Acoustic shock is an injury caused to telephone headset users by exposure to abrupt and unexpected high pitched tones (HPT), 'shrieks' or other noises (loud or soft) that may occur in telephone networks.
Another cause of acoustic injury can be using telephone headsets where you are constantly listening to your callers at a loud level. This level is known as your average listening level.
This injury is not just linked to faulty equipment. It is not limited to any particular telephone or headset type, or any particular telecommunications network or equipment. High pitched tones are random and often cannot be traced or prevented from recurring.
The injury is a result of strong muscle contraction in the middle ear after exposure.
Acoustic shock has become more common with the increase in telephone traffic and the growing number of call centres with dedicated operators. Headsets exacerbate the problem as they take longer to remove than handsets.
Noisy Environment? Think twice before increasing the volume. The louder the volume, the louder the sound spikes that can occur.
Using a PC headset with a soft phone? Most PC headsets lack any volume limiting or acoustic shock protection.
Ever visited a website with loud audio, or knocked your volume controls? A computer sound card can easily output a sound level that can induce temporary or permanent hearing damage. It's not just a call centre issue.
Stress and anxiety can heighten the effects of acoustic shock. One incident may lead to a feeling of apprehension about the likelihood of a recurring incident, even at a lower noise level. Likewise, a user's anxiety is further increased if volume levels must be turned up where the ambient noise level in the call centre is quite high.
Dr Jan Milhinch - a leading Audiologist from M & D Audiology
Acoustic shock is not an imaginary or malingering issue but a psychological shock response. Call center workers are at increased risk.
Dr Harvey Dillion - Director of Research at National Acoustic Laboratories,
Suffers of acoustic shock are hypersensitive to loud sounds and exhibit a fear of reoccurence. It's even likely to effect co-workers.
130dB is equivalent to the noise level of a jet engine!
123dB is the maximum acoustic limit allowed by Australian Standard AS/ACIF S004:2004 for telephone equipment
Ambient noise level in a call centre is around 85-90dB

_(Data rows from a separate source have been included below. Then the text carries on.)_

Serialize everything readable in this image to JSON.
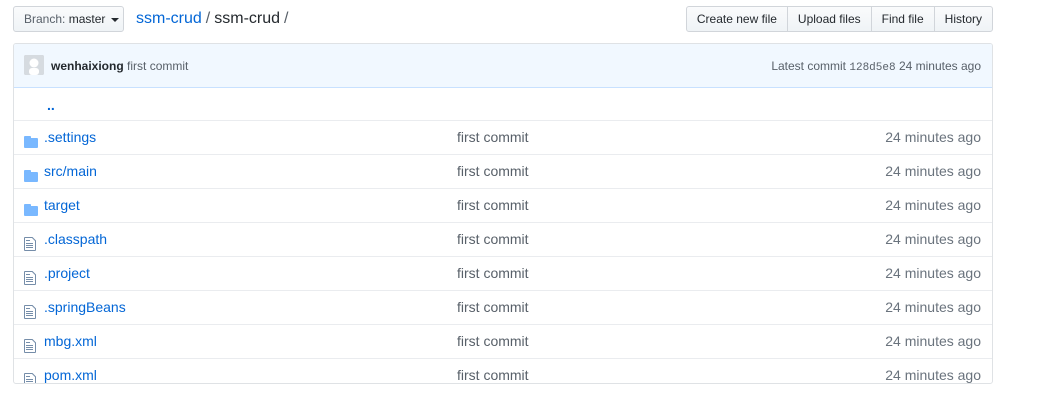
{
  "branch": {
    "prefix": "Branch:",
    "name": "master"
  },
  "breadcrumb": {
    "owner": "ssm-crud",
    "sep1": "/",
    "repo": "ssm-crud",
    "sep2": "/"
  },
  "actions": {
    "create": "Create new file",
    "upload": "Upload files",
    "find": "Find file",
    "history": "History"
  },
  "commit": {
    "author": "wenhaixiong",
    "message": "first commit",
    "latest_label": "Latest commit",
    "sha": "128d5e8",
    "age": "24 minutes ago"
  },
  "parent_dir": "..",
  "files": [
    {
      "name": ".settings",
      "type": "folder",
      "message": "first commit",
      "age": "24 minutes ago"
    },
    {
      "name": "src/main",
      "type": "folder",
      "message": "first commit",
      "age": "24 minutes ago"
    },
    {
      "name": "target",
      "type": "folder",
      "message": "first commit",
      "age": "24 minutes ago"
    },
    {
      "name": ".classpath",
      "type": "file",
      "message": "first commit",
      "age": "24 minutes ago"
    },
    {
      "name": ".project",
      "type": "file",
      "message": "first commit",
      "age": "24 minutes ago"
    },
    {
      "name": ".springBeans",
      "type": "file",
      "message": "first commit",
      "age": "24 minutes ago"
    },
    {
      "name": "mbg.xml",
      "type": "file",
      "message": "first commit",
      "age": "24 minutes ago"
    },
    {
      "name": "pom.xml",
      "type": "file",
      "message": "first commit",
      "age": "24 minutes ago"
    }
  ],
  "icons": {
    "folder": "folder-icon",
    "file": "file-icon",
    "caret": "caret-down-icon",
    "avatar": "avatar-icon"
  },
  "colors": {
    "link": "#0366d6",
    "folder": "#79b8ff",
    "commit_bg": "#f1f8ff"
  }
}
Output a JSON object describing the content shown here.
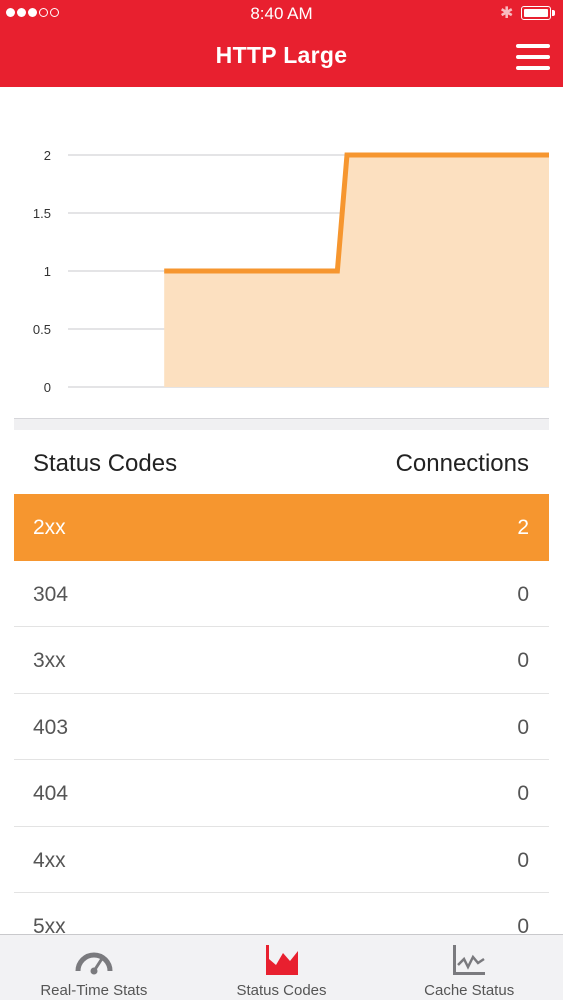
{
  "status_bar": {
    "time": "8:40 AM",
    "bluetooth": "bluetooth-icon",
    "battery": "battery-icon"
  },
  "header": {
    "title": "HTTP Large",
    "menu_icon": "hamburger-menu-icon",
    "background": "#e8202f"
  },
  "chart_data": {
    "type": "area",
    "y_ticks": [
      "0",
      "0.5",
      "1",
      "1.5",
      "2"
    ],
    "ylim": [
      0,
      2
    ],
    "grid": true,
    "color": "#f6962f",
    "fill": "#fce0c0",
    "series": [
      {
        "points": [
          [
            0.2,
            1
          ],
          [
            0.56,
            1
          ],
          [
            0.58,
            2
          ],
          [
            1.0,
            2
          ]
        ]
      }
    ],
    "xlim": [
      0,
      1
    ]
  },
  "table": {
    "headers": {
      "left": "Status Codes",
      "right": "Connections"
    },
    "rows": [
      {
        "code": "2xx",
        "count": "2",
        "active": true
      },
      {
        "code": "304",
        "count": "0"
      },
      {
        "code": "3xx",
        "count": "0"
      },
      {
        "code": "403",
        "count": "0"
      },
      {
        "code": "404",
        "count": "0"
      },
      {
        "code": "4xx",
        "count": "0"
      },
      {
        "code": "5xx",
        "count": "0"
      }
    ],
    "active_color": "#f6962f"
  },
  "tabs": [
    {
      "label": "Real-Time Stats",
      "icon": "gauge-icon",
      "active": false
    },
    {
      "label": "Status Codes",
      "icon": "area-chart-icon",
      "active": true
    },
    {
      "label": "Cache Status",
      "icon": "line-chart-icon",
      "active": false
    }
  ]
}
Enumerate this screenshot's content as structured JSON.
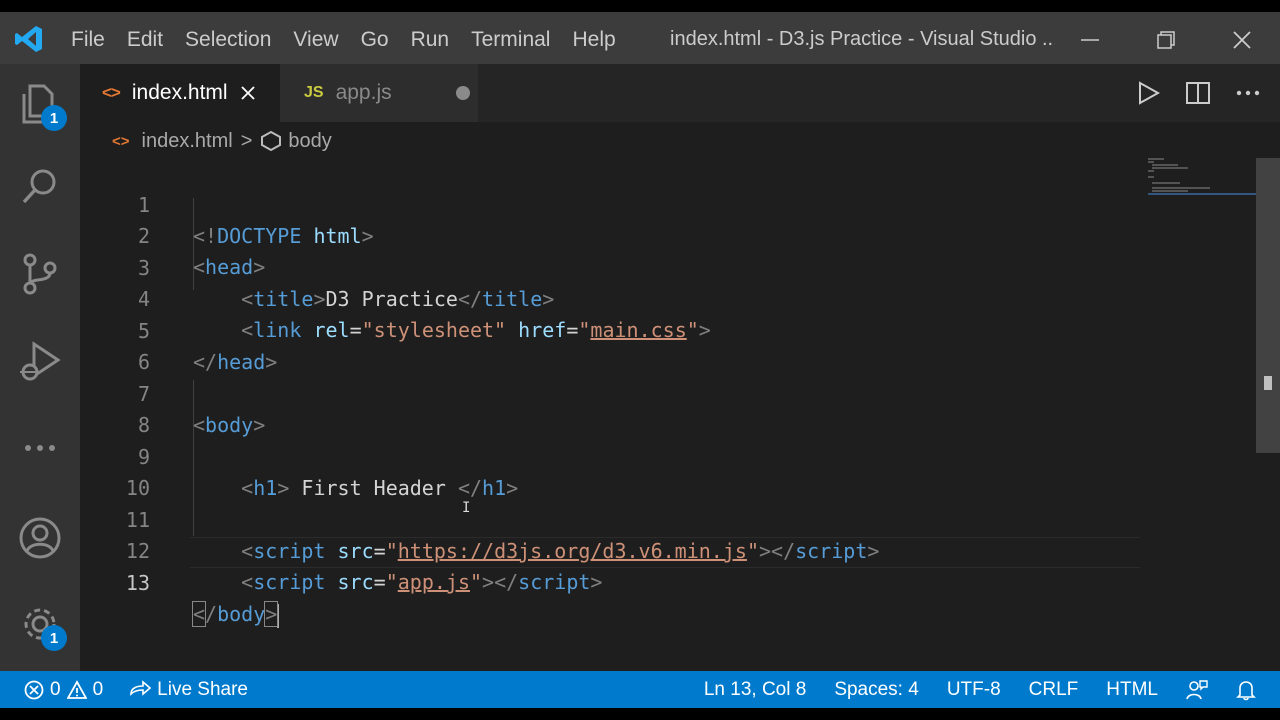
{
  "titlebar": {
    "menu": [
      "File",
      "Edit",
      "Selection",
      "View",
      "Go",
      "Run",
      "Terminal",
      "Help"
    ],
    "window_title": "index.html - D3.js Practice - Visual Studio ..."
  },
  "activity": {
    "explorer_badge": "1",
    "manage_badge": "1"
  },
  "tabs": [
    {
      "label": "index.html",
      "icon": "<>",
      "state": "active"
    },
    {
      "label": "app.js",
      "icon": "JS",
      "state": "modified"
    }
  ],
  "breadcrumb": {
    "file": "index.html",
    "separator": ">",
    "symbol": "body"
  },
  "editor": {
    "current_line": 13,
    "lines": [
      {
        "n": "1"
      },
      {
        "n": "2"
      },
      {
        "n": "3"
      },
      {
        "n": "4"
      },
      {
        "n": "5"
      },
      {
        "n": "6"
      },
      {
        "n": "7"
      },
      {
        "n": "8"
      },
      {
        "n": "9"
      },
      {
        "n": "10"
      },
      {
        "n": "11"
      },
      {
        "n": "12"
      },
      {
        "n": "13"
      }
    ],
    "tokens": {
      "doctype_open": "<!",
      "doctype": "DOCTYPE",
      "html": "html",
      "head": "head",
      "title": "title",
      "title_text": "D3 Practice",
      "link": "link",
      "rel": "rel",
      "rel_val": "\"stylesheet\"",
      "href": "href",
      "href_val": "main.css",
      "body": "body",
      "h1": "h1",
      "h1_text": " First Header ",
      "script": "script",
      "src": "src",
      "d3_src": "https://d3js.org/d3.v6.min.js",
      "app_src": "app.js",
      "quote": "\"",
      "eq": "="
    }
  },
  "statusbar": {
    "errors": "0",
    "warnings": "0",
    "live_share": "Live Share",
    "position": "Ln 13, Col 8",
    "spaces": "Spaces: 4",
    "encoding": "UTF-8",
    "eol": "CRLF",
    "language": "HTML"
  },
  "colors": {
    "accent": "#007acc",
    "tag": "#569cd6",
    "attr": "#9cdcfe",
    "string": "#ce9178"
  }
}
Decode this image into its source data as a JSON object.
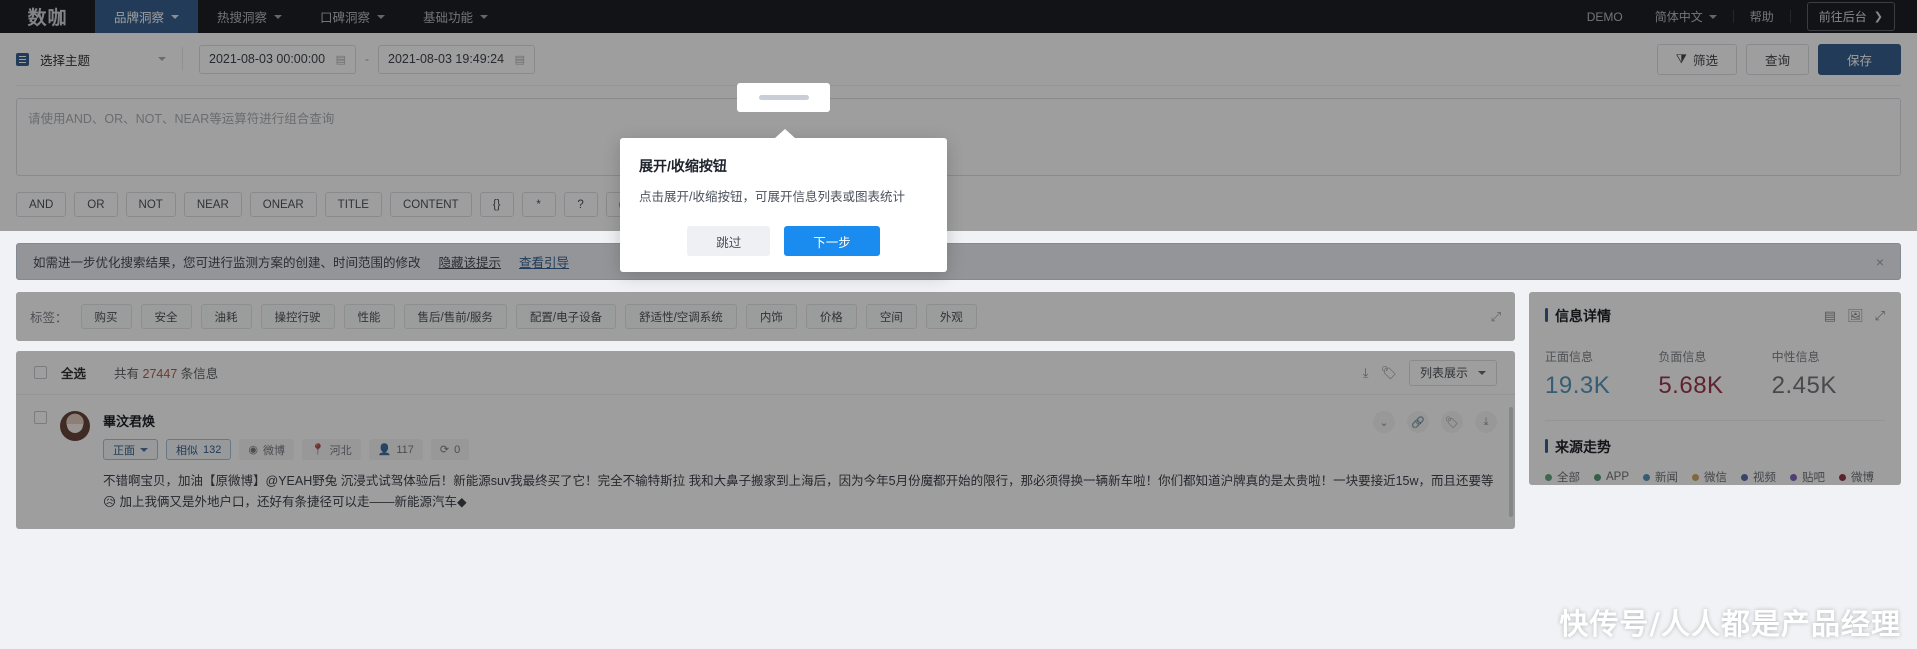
{
  "navbar": {
    "logo": "数咖",
    "items": [
      {
        "label": "品牌洞察",
        "active": true
      },
      {
        "label": "热搜洞察",
        "active": false
      },
      {
        "label": "口碑洞察",
        "active": false
      },
      {
        "label": "基础功能",
        "active": false
      }
    ],
    "demo": "DEMO",
    "language": "简体中文",
    "help": "帮助",
    "backend": "前往后台"
  },
  "search": {
    "topic_placeholder": "选择主题",
    "date_start": "2021-08-03 00:00:00",
    "date_sep": "-",
    "date_end": "2021-08-03 19:49:24",
    "filter_label": "筛选",
    "query_label": "查询",
    "save_label": "保存",
    "query_placeholder": "请使用AND、OR、NOT、NEAR等运算符进行组合查询",
    "query_value": "",
    "operators": [
      "AND",
      "OR",
      "NOT",
      "NEAR",
      "ONEAR",
      "TITLE",
      "CONTENT",
      "{}",
      "*",
      "?",
      "()",
      "\"\""
    ],
    "help_icon": "?"
  },
  "notice": {
    "text": "如需进一步优化搜索结果，您可进行监测方案的创建、时间范围的修改",
    "hide_link": "隐藏该提示",
    "guide_link": "查看引导",
    "close": "×"
  },
  "tags": {
    "label": "标签：",
    "items": [
      "购买",
      "安全",
      "油耗",
      "操控行驶",
      "性能",
      "售后/售前/服务",
      "配置/电子设备",
      "舒适性/空调系统",
      "内饰",
      "价格",
      "空间",
      "外观"
    ]
  },
  "list": {
    "select_all": "全选",
    "count_prefix": "共有",
    "count": "27447",
    "count_suffix": "条信息",
    "view_mode": "列表展示",
    "post": {
      "name": "畢汶君焕",
      "sentiment": "正面",
      "similar_label": "相似",
      "similar_count": "132",
      "source": "微博",
      "region": "河北",
      "reads": "117",
      "reposts": "0",
      "text": "不错啊宝贝，加油【原微博】@YEAH野兔 沉浸式试驾体验后！新能源suv我最终买了它！完全不输特斯拉 我和大鼻子搬家到上海后，因为今年5月份魔都开始的限行，那必须得换一辆新车啦！你们都知道沪牌真的是太贵啦！一块要接近15w，而且还要等😥 加上我俩又是外地户口，还好有条捷径可以走——新能源汽车◆"
    }
  },
  "rightPanel": {
    "title": "信息详情",
    "stats": [
      {
        "label": "正面信息",
        "value": "19.3K",
        "color": "#2a9fe0"
      },
      {
        "label": "负面信息",
        "value": "5.68K",
        "color": "#d6274c"
      },
      {
        "label": "中性信息",
        "value": "2.45K",
        "color": "#6f7683"
      }
    ],
    "trend_title": "来源走势",
    "legend": [
      {
        "label": "全部",
        "color": "#3cb371"
      },
      {
        "label": "APP",
        "color": "#2aa86a"
      },
      {
        "label": "新闻",
        "color": "#2a9fe0"
      },
      {
        "label": "微信",
        "color": "#f0a030"
      },
      {
        "label": "视频",
        "color": "#4a6fe0"
      },
      {
        "label": "贴吧",
        "color": "#8b5cf6"
      },
      {
        "label": "微博",
        "color": "#d6274c"
      }
    ]
  },
  "tour": {
    "title": "展开/收缩按钮",
    "desc": "点击展开/收缩按钮，可展开信息列表或图表统计",
    "skip": "跳过",
    "next": "下一步"
  },
  "watermark": "快传号/人人都是产品经理"
}
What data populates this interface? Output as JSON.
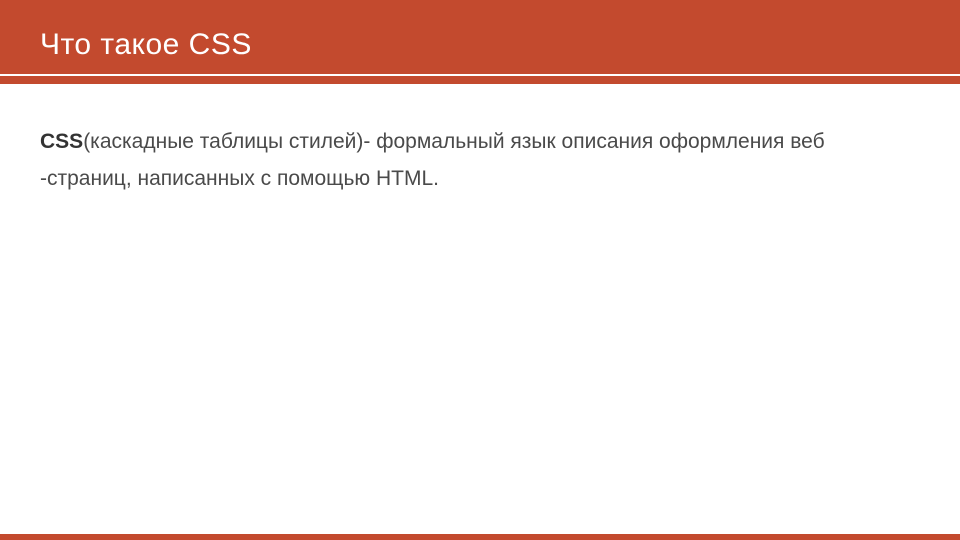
{
  "header": {
    "title": "Что такое CSS"
  },
  "body": {
    "bold_prefix": "CSS",
    "text_after_bold": "(каскадные таблицы стилей)- формальный язык описания оформления веб -страниц, написанных с помощью HTML."
  }
}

Typical telephone conversation sits around 65-70dB (decibels)
Devices to protect your hearing when wearing a telephone headset are not new. Many quality headset amplifiers provide some degree of protection from excessively loud sounds. However, they do NOT comply with OH&S standards in most countries. The Australian standards can be found here.
What is new is the recent breed of digital acoustic shock protection devices. Most major headset manufacturers now offer them:
Some smaller players have sourced/developed their own models. However, please be sure that they comply with the latest OH&S standards set in your country.